Many Buyers think that a deliberate non-disclosure of latent defects constitutes a fraudulent misrepresentation on the Seller’s part. They believe that they can cancel their contract. This illusion is quite common. The contract can be repudiated as the failure to disclose known latent defects without a voetstoots clause. Furthermore, this would constitute a deliberate contractual misrepresentation on the Seller’s part.
The inclusion of a voetstoots clause overrules any question of contractual misrepresentation by the Seller. The Buyer cannot cancel the sale on the grounds that the property is worth less than the price offered. He has purchased it as is, defects and all. Secondly, his rights are confined to an action for damages. The non-disclosure is only regarded as a delictual misrepresentation.
For instance, the Seller may guarantee the condition of an item or state that it is working properly. If false, the Buyer can refuse to take transfer until the defects are properly repaired at the Seller’s expense. Alternatively, the Buyer can sue for a reduction in the purchase price, an action known as actio quantum minoris.
Other issues affecting defects
There are two other important issues that often affect sales of immovable property.
Defects caused after a sale
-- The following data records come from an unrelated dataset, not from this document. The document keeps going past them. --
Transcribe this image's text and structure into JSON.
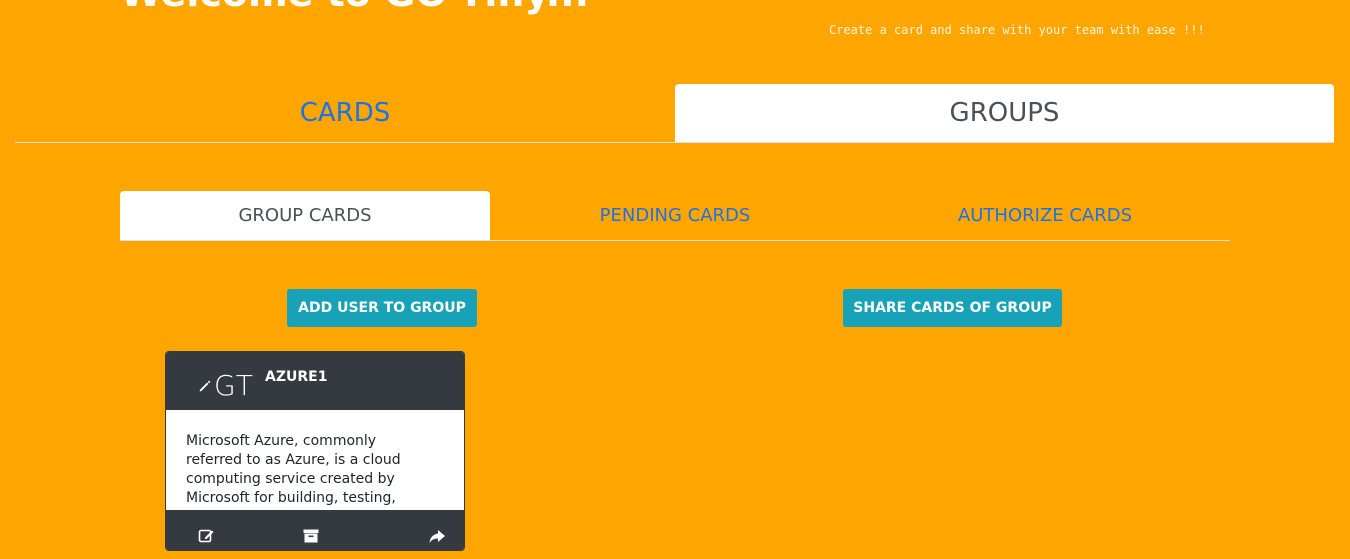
{
  "header": {
    "welcome_title": "Welcome to GO-Tiny...",
    "tagline": "Create a card and share with your team with ease !!!"
  },
  "main_tabs": [
    {
      "label": "CARDS",
      "active": false
    },
    {
      "label": "GROUPS",
      "active": true
    }
  ],
  "sub_tabs": [
    {
      "label": "GROUP CARDS",
      "active": true
    },
    {
      "label": "PENDING CARDS",
      "active": false
    },
    {
      "label": "AUTHORIZE CARDS",
      "active": false
    }
  ],
  "actions": {
    "add_user_label": "ADD USER TO GROUP",
    "share_cards_label": "SHARE CARDS OF GROUP"
  },
  "card": {
    "logo_text": "GT",
    "title": "AZURE1",
    "body": "Microsoft Azure, commonly referred to as Azure, is a cloud computing service created by Microsoft for building, testing,",
    "footer_icons": [
      "edit-icon",
      "archive-icon",
      "share-icon"
    ]
  },
  "colors": {
    "page_background": "#FFA500",
    "link_blue": "#1a73e8",
    "button_teal": "#17a2b8",
    "card_dark": "#343a40"
  }
}
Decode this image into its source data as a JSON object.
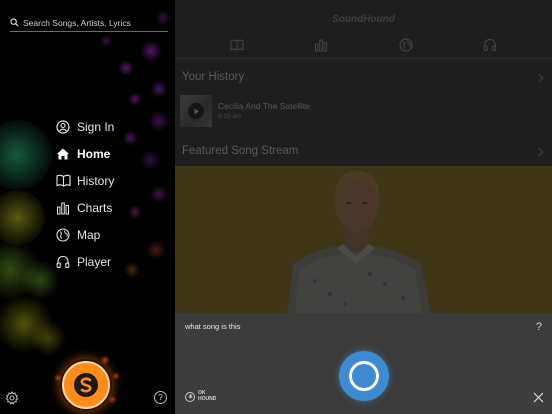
{
  "search": {
    "placeholder": "Search Songs, Artists, Lyrics"
  },
  "sidebar": {
    "items": [
      {
        "label": "Sign In",
        "icon": "user-circle-icon",
        "active": false
      },
      {
        "label": "Home",
        "icon": "home-icon",
        "active": true
      },
      {
        "label": "History",
        "icon": "book-icon",
        "active": false
      },
      {
        "label": "Charts",
        "icon": "bar-chart-icon",
        "active": false
      },
      {
        "label": "Map",
        "icon": "globe-icon",
        "active": false
      },
      {
        "label": "Player",
        "icon": "headphones-icon",
        "active": false
      }
    ],
    "help_label": "?"
  },
  "main": {
    "app_title": "SoundHound",
    "tabs": [
      "book-icon",
      "bar-chart-icon",
      "globe-icon",
      "headphones-icon"
    ],
    "history_title": "Your History",
    "history_item": {
      "song": "Cecilia And The Satellite",
      "time": "8:15 am"
    },
    "featured_title": "Featured Song Stream"
  },
  "listening": {
    "query": "what song is this",
    "help_label": "?",
    "ok_hound": "OK HOUND",
    "ok_hound_line1": "OK",
    "ok_hound_line2": "HOUND"
  },
  "colors": {
    "accent_orange": "#ff8c1a",
    "listen_blue": "#3f8ad0",
    "featured_yellow": "#3a3115"
  }
}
Who is responsible for damage to a property before transfer but after a signed sale contract? For example, a negligent motorist might smash the front wall of the property or a geyser might suddenly burst, flooding the house and damaging its fitted carpets. Responsibility will lie as follows:
Firstly, on the Seller, if the contract makes him liable for the risk in the property until the registration of transfer;
On the Buyer, if the risk falls on him from date of sale or occupation. This occurs mostly in terms-sale contracts where the transfer is delayed for more than a year;
On the Buyer, if he causes the damage while in occupation. He will be liable if he uncovers a latent defect, such as breaking a rusted pipe under a sink when trying to fit his washing-machine connection to it.
Estate Agent’s Responsibility
Many Buyers want to hold their Estate Agents liable for latent defects. This is particularly the case when the Seller can no longer be traced. An Estate Agent only inspects the property for obvious patent defects. The agent must enquire from a Seller as to what known latent defects exist. Before the buyer signs the contract the agent should disclose the defects.
Once having done this the Buyer’s recourse is against the Seller alone.